Check every line below, and copy those that include "Days".

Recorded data
▼▼▼

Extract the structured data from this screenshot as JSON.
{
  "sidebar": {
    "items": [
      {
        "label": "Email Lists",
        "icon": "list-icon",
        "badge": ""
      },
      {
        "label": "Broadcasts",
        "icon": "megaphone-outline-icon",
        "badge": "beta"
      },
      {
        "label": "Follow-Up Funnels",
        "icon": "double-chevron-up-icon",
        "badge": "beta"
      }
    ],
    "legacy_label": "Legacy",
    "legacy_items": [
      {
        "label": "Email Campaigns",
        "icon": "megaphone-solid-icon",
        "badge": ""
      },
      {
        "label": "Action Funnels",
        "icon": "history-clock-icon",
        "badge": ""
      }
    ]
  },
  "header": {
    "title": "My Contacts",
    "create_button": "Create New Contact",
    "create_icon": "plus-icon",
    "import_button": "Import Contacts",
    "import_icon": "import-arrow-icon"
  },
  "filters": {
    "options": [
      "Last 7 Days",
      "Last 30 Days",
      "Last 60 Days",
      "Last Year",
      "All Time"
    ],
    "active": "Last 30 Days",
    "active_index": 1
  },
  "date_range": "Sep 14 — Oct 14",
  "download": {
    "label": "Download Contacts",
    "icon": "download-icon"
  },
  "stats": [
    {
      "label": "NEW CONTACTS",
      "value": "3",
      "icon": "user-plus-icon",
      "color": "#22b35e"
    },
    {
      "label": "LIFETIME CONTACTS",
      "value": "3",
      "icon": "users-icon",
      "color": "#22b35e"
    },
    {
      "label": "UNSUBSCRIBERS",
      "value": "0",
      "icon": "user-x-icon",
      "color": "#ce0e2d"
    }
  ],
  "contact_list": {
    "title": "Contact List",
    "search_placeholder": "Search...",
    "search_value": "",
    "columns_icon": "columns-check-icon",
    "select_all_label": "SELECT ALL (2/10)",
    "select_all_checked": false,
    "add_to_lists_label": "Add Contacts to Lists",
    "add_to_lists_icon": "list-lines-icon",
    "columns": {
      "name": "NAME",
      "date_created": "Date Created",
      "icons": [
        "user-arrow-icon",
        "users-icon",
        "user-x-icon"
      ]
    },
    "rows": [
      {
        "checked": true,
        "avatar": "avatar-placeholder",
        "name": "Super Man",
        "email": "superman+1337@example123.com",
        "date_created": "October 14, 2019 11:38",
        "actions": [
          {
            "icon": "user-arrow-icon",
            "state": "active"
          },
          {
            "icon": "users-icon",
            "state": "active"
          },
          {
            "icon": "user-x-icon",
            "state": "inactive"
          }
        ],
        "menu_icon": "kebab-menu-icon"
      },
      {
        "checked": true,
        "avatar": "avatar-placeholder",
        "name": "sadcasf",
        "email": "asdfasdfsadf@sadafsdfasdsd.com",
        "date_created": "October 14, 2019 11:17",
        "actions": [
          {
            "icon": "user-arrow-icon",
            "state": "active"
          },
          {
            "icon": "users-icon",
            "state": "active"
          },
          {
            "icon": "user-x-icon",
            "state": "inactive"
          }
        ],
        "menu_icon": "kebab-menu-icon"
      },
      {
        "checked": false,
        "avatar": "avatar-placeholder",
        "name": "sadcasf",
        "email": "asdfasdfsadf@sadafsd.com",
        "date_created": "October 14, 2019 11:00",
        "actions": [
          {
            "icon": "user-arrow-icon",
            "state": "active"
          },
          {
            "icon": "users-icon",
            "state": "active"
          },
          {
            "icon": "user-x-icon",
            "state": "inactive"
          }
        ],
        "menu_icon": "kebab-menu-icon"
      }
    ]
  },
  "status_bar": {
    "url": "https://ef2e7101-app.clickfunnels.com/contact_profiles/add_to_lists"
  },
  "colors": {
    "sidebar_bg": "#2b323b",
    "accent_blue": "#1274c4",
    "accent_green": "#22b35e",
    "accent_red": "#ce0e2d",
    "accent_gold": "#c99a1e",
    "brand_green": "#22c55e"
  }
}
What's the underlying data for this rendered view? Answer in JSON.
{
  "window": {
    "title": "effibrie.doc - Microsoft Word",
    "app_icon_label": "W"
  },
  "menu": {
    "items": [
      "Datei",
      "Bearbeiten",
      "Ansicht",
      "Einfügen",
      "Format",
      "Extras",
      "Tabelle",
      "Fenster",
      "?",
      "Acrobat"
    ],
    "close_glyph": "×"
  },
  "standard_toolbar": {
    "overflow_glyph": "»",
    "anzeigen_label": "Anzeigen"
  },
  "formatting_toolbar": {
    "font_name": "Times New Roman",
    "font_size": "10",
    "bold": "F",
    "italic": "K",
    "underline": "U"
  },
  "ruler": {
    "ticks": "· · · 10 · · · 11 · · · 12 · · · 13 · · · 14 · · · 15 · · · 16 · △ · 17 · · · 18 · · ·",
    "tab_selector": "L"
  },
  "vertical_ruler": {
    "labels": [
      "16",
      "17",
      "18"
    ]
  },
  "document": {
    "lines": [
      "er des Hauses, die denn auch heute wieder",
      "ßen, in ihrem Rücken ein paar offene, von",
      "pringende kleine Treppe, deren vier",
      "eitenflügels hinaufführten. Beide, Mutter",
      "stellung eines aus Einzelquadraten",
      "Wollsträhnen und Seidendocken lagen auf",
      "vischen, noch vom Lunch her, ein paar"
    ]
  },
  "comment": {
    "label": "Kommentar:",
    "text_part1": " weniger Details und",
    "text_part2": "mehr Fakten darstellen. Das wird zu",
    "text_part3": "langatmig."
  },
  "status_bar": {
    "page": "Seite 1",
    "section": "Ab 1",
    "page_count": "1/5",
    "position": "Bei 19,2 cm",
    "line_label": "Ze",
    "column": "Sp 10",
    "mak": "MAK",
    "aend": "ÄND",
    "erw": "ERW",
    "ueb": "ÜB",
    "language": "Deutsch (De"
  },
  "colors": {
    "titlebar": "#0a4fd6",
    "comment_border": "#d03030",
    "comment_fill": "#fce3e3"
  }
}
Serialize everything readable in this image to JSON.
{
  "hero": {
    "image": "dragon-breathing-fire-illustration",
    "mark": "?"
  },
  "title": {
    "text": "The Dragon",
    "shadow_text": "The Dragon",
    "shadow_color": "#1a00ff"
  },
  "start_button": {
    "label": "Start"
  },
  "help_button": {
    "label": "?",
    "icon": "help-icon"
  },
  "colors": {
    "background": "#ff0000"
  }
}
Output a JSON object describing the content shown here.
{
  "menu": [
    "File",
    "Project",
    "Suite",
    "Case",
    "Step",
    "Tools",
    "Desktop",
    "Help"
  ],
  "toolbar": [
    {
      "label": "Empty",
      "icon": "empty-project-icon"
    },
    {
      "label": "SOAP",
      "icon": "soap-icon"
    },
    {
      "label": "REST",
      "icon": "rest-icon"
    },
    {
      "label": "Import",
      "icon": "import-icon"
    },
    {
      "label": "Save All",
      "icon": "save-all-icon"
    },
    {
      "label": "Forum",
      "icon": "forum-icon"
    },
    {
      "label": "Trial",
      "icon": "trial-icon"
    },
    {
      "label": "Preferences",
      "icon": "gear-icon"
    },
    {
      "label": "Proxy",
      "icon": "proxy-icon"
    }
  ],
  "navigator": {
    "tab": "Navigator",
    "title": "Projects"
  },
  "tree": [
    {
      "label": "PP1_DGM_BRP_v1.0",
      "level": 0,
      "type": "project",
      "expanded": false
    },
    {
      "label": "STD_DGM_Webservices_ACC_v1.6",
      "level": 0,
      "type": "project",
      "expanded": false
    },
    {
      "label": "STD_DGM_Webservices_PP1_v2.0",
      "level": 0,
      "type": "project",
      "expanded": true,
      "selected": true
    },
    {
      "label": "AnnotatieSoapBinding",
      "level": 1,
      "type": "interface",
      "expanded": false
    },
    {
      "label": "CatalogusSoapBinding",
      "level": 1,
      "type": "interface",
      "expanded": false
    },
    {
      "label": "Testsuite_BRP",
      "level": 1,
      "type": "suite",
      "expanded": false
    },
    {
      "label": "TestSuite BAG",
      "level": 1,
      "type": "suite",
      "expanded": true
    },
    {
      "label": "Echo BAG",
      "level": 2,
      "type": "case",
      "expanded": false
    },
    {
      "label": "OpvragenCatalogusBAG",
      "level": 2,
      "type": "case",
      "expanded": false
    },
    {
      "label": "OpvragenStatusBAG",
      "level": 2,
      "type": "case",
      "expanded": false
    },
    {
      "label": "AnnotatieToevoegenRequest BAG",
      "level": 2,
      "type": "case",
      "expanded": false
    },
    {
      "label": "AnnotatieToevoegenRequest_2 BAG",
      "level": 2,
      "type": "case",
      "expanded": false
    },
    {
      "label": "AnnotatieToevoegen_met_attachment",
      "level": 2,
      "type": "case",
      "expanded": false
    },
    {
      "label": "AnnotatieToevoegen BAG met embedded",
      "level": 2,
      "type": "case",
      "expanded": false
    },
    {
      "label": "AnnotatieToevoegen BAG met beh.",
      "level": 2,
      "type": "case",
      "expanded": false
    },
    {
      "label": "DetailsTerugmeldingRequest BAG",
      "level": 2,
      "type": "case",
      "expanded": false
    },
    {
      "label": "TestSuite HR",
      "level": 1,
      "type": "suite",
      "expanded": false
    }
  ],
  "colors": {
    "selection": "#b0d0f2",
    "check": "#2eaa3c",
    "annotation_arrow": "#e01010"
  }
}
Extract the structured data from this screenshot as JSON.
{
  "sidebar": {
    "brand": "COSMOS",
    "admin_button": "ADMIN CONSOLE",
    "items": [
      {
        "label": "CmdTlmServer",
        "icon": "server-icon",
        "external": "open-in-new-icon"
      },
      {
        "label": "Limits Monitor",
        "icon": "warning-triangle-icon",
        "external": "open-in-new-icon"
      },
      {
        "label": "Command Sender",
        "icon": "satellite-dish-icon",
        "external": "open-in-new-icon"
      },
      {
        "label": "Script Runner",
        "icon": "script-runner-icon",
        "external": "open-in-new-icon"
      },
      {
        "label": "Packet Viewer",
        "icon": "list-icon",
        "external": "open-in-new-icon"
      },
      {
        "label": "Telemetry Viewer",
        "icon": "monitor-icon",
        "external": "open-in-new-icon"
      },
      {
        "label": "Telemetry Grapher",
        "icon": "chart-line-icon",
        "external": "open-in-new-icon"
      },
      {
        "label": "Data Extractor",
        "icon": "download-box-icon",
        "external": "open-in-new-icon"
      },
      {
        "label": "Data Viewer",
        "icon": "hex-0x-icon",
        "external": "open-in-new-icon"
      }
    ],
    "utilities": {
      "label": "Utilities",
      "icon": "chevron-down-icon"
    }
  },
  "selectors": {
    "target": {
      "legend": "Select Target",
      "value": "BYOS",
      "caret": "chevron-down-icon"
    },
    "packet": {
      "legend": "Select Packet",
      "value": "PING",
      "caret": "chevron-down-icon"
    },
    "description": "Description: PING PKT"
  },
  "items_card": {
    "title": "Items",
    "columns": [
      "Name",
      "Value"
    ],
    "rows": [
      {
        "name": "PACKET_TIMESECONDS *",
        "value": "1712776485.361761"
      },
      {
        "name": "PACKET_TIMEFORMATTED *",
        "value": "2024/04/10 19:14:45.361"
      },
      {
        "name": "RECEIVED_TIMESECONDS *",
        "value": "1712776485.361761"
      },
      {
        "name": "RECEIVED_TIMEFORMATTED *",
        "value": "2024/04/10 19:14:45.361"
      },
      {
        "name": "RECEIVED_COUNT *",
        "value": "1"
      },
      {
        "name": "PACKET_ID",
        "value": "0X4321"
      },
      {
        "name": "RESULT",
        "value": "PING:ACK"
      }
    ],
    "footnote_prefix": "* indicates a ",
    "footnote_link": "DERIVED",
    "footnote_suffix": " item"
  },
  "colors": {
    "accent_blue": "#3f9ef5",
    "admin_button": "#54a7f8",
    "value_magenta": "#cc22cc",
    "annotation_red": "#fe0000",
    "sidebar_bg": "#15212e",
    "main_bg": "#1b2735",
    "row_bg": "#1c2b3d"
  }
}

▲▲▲

* [Response to the exercise]
      "Last 7 Days",
      "Last 30 Days",
      "Last 60 Days",
    "active": "Last 30 Days",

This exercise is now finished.